In his comments, the leader of the delegation from Qatar, Mr. Ranjeer Menon, said  they were in Nigeria to explore the huge opportunities in logistic investment in the country adding the country still remain the hub for
businesses despite the prevailing security challenges.

He urged the Ministry to make available to them merchant statistics and production of major conglomerate in Nigeria which he said will assist them to work out how to support the economy and able to build a logistics that will make the economy to grow as fast rate.

The investors are from Gulf Warehousing Company and they were interested in focusing on logistics and infrastructure in Nigeria, warehousing solutions laboratory, Special warehousing for pharmaceutical products and third party logistics.

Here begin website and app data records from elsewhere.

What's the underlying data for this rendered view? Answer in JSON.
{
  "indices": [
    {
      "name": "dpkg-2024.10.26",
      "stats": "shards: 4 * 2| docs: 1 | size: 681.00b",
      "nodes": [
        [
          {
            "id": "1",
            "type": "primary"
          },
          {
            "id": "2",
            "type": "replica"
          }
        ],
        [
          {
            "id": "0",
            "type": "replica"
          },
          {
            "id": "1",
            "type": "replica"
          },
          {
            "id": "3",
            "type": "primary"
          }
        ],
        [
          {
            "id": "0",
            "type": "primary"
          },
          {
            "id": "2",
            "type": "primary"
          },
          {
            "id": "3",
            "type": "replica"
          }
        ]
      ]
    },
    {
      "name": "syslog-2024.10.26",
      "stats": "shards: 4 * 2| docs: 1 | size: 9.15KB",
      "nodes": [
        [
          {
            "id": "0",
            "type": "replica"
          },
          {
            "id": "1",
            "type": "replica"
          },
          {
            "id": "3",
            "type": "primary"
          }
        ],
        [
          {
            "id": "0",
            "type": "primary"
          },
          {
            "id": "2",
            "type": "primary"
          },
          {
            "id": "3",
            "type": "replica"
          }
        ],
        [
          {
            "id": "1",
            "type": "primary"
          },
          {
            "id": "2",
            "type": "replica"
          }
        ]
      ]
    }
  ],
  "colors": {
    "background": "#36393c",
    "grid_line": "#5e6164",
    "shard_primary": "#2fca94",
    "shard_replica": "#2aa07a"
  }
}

Trade contributes 19.29% to GDP –Aganga
Minister of Trade and Investment has disclosed that trade contributes 19.29 per cent of the nation’s Gross Domestic Product (GDP). Speaking at the ministerial platform, yesterday in Abuja, in commemoration of National Democracy Day and first anniversary of President Goodluck Jonathan’s Administration, the Minister, Olusegun Aganga urged key partner countries and Nigerian business leaders to develop interest in the Nigerian market.

The minister reassured the mission of the ministry to formulate and implement policies and programmes to attract investments, boost industrialization, increase trade and export and develop enterprise.
He said the ministry is sanitising trade activities and revenue, thereby using trade to reduce unemployment, create new jobs and generate new wealth in line with global best practice of trade-led poverty reduction and economic growth.
Also, the multi-focus trade strategy include; formalizing Nigeria’s trade in the Economic Community of West African States (ECOWAS) region.

Aganga lamented that more than 80 per cent of manufactured industrial and household goods consumed in the ECOWAS sub-region are claimed to originate from Nigeria but less than 20 per cent of this is formalized. He encouraged the sustainability of existing market for non-oil exports, creating new export markets for non-oil exports and improvement on the standards of Nigeria’s export products. “We have the raw materials and market, it is now time to realize our aspiration to become an industrialized nation,” he noted.

The ministry has also completed the development of the Nigerian Sugar Master Plan , which provides the road map for at least 100 per cent local production of sugar. According to him, this would produce 1.7 million metric tons of sugar, 161.2 million litres of ethanol, 400MW of electricity, 1.6 million tons of animal feeds, 38,000 permanent jobs and 79,803 seasonal jobs.

The minister disclosed that the ministry has a focus on the petrochemical industry to maximize the value chain and its contribution to not just government revenue, but also GDP and employment. Aganga stated that government’s target is to train 500,000 youths annually from 2013 on industrial skills. He added that the drive is backed by government policy and will involve private sector in designing and reviewing the curriculum and in the apprenticeship programme and work placement.


Thursday, May 10, 2012


We are urgently in need of Crushed Lead Slag from suppliers all over Nigeria. The specifications of the Lead Slag, payment terms and pricing are as follows: 
a. Lead Slag: 30-40% (if the purity is between 27.00-29.99%, price will be renegotiated) if the purity is below 27%, it will be rejected
b. Moisture: 3% Max
c. Size: Crushed to power/sand (as shown in the picture above)
Price: Purity of 30% is N25,000/MT. (there will be an additional N1,200 per 1% increase from30% )
Minimum Quantity: 100MT (+/-10%)
Inspection Agent: Eyeview Inspection Limited  
Payment Method: Cash On Delivery. 
Payment Terms: Payment to be made within 2 working days after the release of Inspection Report.
Delivery Destination: Lagos Port or Warehouse 

Contact Details: Interested buyers should contact us via info@3timpex.com and +234 803 6522 946.